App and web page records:
◆ ◆ ◆ ◆ ◆ ◆ ◆

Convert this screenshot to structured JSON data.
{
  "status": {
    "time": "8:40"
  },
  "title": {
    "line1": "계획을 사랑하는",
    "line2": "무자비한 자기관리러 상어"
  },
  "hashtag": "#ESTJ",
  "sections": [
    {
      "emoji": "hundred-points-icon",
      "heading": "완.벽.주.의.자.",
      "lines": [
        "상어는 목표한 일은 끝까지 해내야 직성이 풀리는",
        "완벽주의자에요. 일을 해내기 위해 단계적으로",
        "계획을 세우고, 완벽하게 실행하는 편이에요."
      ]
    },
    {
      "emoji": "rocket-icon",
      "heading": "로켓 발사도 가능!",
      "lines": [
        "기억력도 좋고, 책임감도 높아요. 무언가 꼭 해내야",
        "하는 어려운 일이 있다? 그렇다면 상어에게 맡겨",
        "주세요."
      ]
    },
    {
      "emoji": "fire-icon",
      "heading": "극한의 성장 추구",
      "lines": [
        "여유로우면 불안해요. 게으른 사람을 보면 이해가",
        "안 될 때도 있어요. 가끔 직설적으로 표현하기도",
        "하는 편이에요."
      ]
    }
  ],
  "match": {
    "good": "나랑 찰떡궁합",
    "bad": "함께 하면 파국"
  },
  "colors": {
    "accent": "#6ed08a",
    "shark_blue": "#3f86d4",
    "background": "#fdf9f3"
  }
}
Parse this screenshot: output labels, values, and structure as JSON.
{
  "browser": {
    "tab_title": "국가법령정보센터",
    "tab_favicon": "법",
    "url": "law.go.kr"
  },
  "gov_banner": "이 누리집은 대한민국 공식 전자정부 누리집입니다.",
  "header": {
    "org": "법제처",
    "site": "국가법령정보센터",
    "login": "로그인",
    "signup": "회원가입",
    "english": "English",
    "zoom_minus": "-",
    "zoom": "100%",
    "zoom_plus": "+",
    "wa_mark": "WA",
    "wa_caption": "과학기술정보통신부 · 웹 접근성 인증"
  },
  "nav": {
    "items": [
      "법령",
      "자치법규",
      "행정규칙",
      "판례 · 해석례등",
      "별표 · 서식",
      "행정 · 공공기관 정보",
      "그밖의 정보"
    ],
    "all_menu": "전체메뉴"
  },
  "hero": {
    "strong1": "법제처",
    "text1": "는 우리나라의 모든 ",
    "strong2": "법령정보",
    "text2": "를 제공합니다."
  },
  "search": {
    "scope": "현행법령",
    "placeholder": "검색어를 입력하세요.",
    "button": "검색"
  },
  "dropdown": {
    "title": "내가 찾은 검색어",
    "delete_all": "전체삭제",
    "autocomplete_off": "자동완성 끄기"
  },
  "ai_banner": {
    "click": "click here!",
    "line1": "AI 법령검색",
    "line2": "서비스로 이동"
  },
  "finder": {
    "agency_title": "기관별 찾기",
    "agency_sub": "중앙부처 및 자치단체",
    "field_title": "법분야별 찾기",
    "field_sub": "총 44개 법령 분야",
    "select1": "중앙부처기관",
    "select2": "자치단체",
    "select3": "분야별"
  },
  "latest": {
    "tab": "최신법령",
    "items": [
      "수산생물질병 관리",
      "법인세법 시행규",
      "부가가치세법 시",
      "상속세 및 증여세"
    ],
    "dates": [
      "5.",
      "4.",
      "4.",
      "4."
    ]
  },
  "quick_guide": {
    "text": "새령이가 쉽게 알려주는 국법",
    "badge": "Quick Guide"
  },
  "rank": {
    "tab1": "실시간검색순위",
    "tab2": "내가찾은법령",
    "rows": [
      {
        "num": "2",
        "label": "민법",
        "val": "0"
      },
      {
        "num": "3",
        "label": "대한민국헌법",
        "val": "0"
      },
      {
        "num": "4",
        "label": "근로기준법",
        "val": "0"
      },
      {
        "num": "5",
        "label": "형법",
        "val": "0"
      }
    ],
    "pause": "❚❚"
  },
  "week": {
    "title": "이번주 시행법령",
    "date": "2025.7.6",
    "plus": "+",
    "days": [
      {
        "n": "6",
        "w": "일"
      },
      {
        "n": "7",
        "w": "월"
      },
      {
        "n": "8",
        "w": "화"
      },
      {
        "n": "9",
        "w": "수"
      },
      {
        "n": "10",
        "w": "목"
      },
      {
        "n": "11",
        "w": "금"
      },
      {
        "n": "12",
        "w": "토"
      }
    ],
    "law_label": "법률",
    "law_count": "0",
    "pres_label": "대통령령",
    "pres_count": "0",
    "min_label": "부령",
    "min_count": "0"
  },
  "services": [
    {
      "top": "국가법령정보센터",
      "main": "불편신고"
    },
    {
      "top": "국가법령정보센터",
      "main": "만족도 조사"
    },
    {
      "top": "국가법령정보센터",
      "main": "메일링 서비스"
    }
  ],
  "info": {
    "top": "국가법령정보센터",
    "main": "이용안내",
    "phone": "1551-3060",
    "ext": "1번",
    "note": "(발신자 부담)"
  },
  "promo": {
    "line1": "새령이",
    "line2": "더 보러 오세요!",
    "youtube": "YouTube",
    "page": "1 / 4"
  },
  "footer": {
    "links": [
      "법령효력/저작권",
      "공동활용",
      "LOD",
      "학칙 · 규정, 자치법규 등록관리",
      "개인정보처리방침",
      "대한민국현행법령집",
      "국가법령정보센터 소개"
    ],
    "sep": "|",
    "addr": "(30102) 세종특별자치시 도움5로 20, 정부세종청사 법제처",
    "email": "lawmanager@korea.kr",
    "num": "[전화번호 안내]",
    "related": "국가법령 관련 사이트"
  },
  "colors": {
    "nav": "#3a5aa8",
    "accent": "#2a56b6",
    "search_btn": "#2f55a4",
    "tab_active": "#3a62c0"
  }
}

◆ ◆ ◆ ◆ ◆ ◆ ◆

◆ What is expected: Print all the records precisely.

◆ Output:
Convert this screenshot to structured JSON data.
{
  "status": {
    "time": "8:40"
  },
  "title": {
    "line1": "계획을 사랑하는",
    "line2": "무자비한 자기관리러 상어"
  },
  "hashtag": "#ESTJ",
  "sections": [
    {
      "emoji": "hundred-points-icon",
      "heading": "완.벽.주.의.자.",
      "lines": [
        "상어는 목표한 일은 끝까지 해내야 직성이 풀리는",
        "완벽주의자에요. 일을 해내기 위해 단계적으로",
        "계획을 세우고, 완벽하게 실행하는 편이에요."
      ]
    },
    {
      "emoji": "rocket-icon",
      "heading": "로켓 발사도 가능!",
      "lines": [
        "기억력도 좋고, 책임감도 높아요. 무언가 꼭 해내야",
        "하는 어려운 일이 있다? 그렇다면 상어에게 맡겨",
        "주세요."
      ]
    },
    {
      "emoji": "fire-icon",
      "heading": "극한의 성장 추구",
      "lines": [
        "여유로우면 불안해요. 게으른 사람을 보면 이해가",
        "안 될 때도 있어요. 가끔 직설적으로 표현하기도",
        "하는 편이에요."
      ]
    }
  ],
  "match": {
    "good": "나랑 찰떡궁합",
    "bad": "함께 하면 파국"
  },
  "colors": {
    "accent": "#6ed08a",
    "shark_blue": "#3f86d4",
    "background": "#fdf9f3"
  }
}
Parse this screenshot: output labels, values, and structure as JSON.
{
  "browser": {
    "tab_title": "국가법령정보센터",
    "tab_favicon": "법",
    "url": "law.go.kr"
  },
  "gov_banner": "이 누리집은 대한민국 공식 전자정부 누리집입니다.",
  "header": {
    "org": "법제처",
    "site": "국가법령정보센터",
    "login": "로그인",
    "signup": "회원가입",
    "english": "English",
    "zoom_minus": "-",
    "zoom": "100%",
    "zoom_plus": "+",
    "wa_mark": "WA",
    "wa_caption": "과학기술정보통신부 · 웹 접근성 인증"
  },
  "nav": {
    "items": [
      "법령",
      "자치법규",
      "행정규칙",
      "판례 · 해석례등",
      "별표 · 서식",
      "행정 · 공공기관 정보",
      "그밖의 정보"
    ],
    "all_menu": "전체메뉴"
  },
  "hero": {
    "strong1": "법제처",
    "text1": "는 우리나라의 모든 ",
    "strong2": "법령정보",
    "text2": "를 제공합니다."
  },
  "search": {
    "scope": "현행법령",
    "placeholder": "검색어를 입력하세요.",
    "button": "검색"
  },
  "dropdown": {
    "title": "내가 찾은 검색어",
    "delete_all": "전체삭제",
    "autocomplete_off": "자동완성 끄기"
  },
  "ai_banner": {
    "click": "click here!",
    "line1": "AI 법령검색",
    "line2": "서비스로 이동"
  },
  "finder": {
    "agency_title": "기관별 찾기",
    "agency_sub": "중앙부처 및 자치단체",
    "field_title": "법분야별 찾기",
    "field_sub": "총 44개 법령 분야",
    "select1": "중앙부처기관",
    "select2": "자치단체",
    "select3": "분야별"
  },
  "latest": {
    "tab": "최신법령",
    "items": [
      "수산생물질병 관리",
      "법인세법 시행규",
      "부가가치세법 시",
      "상속세 및 증여세"
    ],
    "dates": [
      "5.",
      "4.",
      "4.",
      "4."
    ]
  },
  "quick_guide": {
    "text": "새령이가 쉽게 알려주는 국법",
    "badge": "Quick Guide"
  },
  "rank": {
    "tab1": "실시간검색순위",
    "tab2": "내가찾은법령",
    "rows": [
      {
        "num": "2",
        "label": "민법",
        "val": "0"
      },
      {
        "num": "3",
        "label": "대한민국헌법",
        "val": "0"
      },
      {
        "num": "4",
        "label": "근로기준법",
        "val": "0"
      },
      {
        "num": "5",
        "label": "형법",
        "val": "0"
      }
    ],
    "pause": "❚❚"
  },
  "week": {
    "title": "이번주 시행법령",
    "date": "2025.7.6",
    "plus": "+",
    "days": [
      {
        "n": "6",
        "w": "일"
      },
      {
        "n": "7",
        "w": "월"
      },
      {
        "n": "8",
        "w": "화"
      },
      {
        "n": "9",
        "w": "수"
      },
      {
        "n": "10",
        "w": "목"
      },
      {
        "n": "11",
        "w": "금"
      },
      {
        "n": "12",
        "w": "토"
      }
    ],
    "law_label": "법률",
    "law_count": "0",
    "pres_label": "대통령령",
    "pres_count": "0",
    "min_label": "부령",
    "min_count": "0"
  },
  "services": [
    {
      "top": "국가법령정보센터",
      "main": "불편신고"
    },
    {
      "top": "국가법령정보센터",
      "main": "만족도 조사"
    },
    {
      "top": "국가법령정보센터",
      "main": "메일링 서비스"
    }
  ],
  "info": {
    "top": "국가법령정보센터",
    "main": "이용안내",
    "phone": "1551-3060",
    "ext": "1번",
    "note": "(발신자 부담)"
  },
  "promo": {
    "line1": "새령이",
    "line2": "더 보러 오세요!",
    "youtube": "YouTube",
    "page": "1 / 4"
  },
  "footer": {
    "links": [
      "법령효력/저작권",
      "공동활용",
      "LOD",
      "학칙 · 규정, 자치법규 등록관리",
      "개인정보처리방침",
      "대한민국현행법령집",
      "국가법령정보센터 소개"
    ],
    "sep": "|",
    "addr": "(30102) 세종특별자치시 도움5로 20, 정부세종청사 법제처",
    "email": "lawmanager@korea.kr",
    "num": "[전화번호 안내]",
    "related": "국가법령 관련 사이트"
  },
  "colors": {
    "nav": "#3a5aa8",
    "accent": "#2a56b6",
    "search_btn": "#2f55a4",
    "tab_active": "#3a62c0"
  }
}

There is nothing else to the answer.